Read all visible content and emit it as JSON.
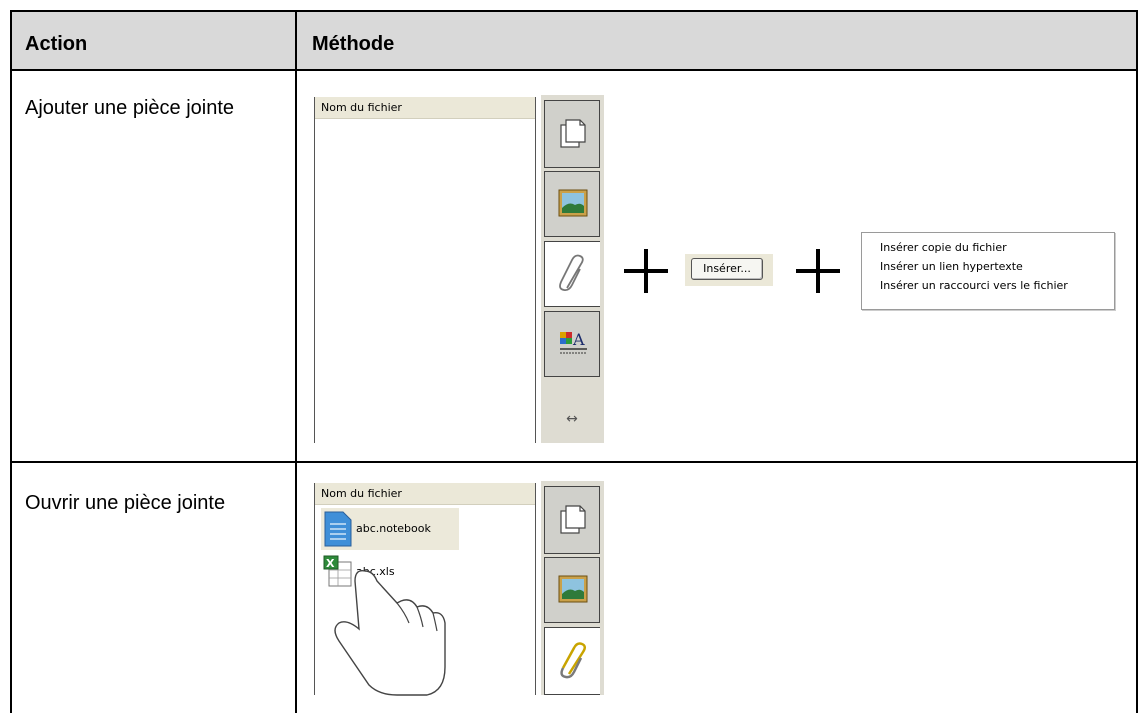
{
  "table": {
    "headers": {
      "action": "Action",
      "method": "Méthode"
    },
    "rows": [
      {
        "action": "Ajouter une pièce jointe"
      },
      {
        "action": "Ouvrir une pièce jointe"
      }
    ]
  },
  "attachments_panel_1": {
    "column_header": "Nom du fichier",
    "tabs": [
      "page-icon",
      "gallery-icon",
      "paperclip-icon",
      "properties-icon",
      "resize-arrows-icon"
    ]
  },
  "insert_button_label": "Insérer...",
  "insert_menu": {
    "items": [
      "Insérer copie du fichier",
      "Insérer un lien hypertexte",
      "Insérer un raccourci vers le fichier"
    ]
  },
  "attachments_panel_2": {
    "column_header": "Nom du fichier",
    "files": [
      "abc.notebook",
      "abc.xls"
    ]
  }
}
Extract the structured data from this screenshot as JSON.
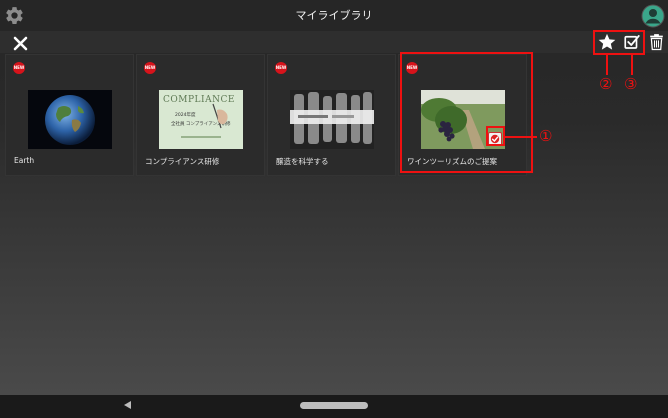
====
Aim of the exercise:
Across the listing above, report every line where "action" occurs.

Result of this task:
      "action": "Action",
        "action": "Ajouter une pièce jointe"
        "action": "Ouvrir une pièce jointe"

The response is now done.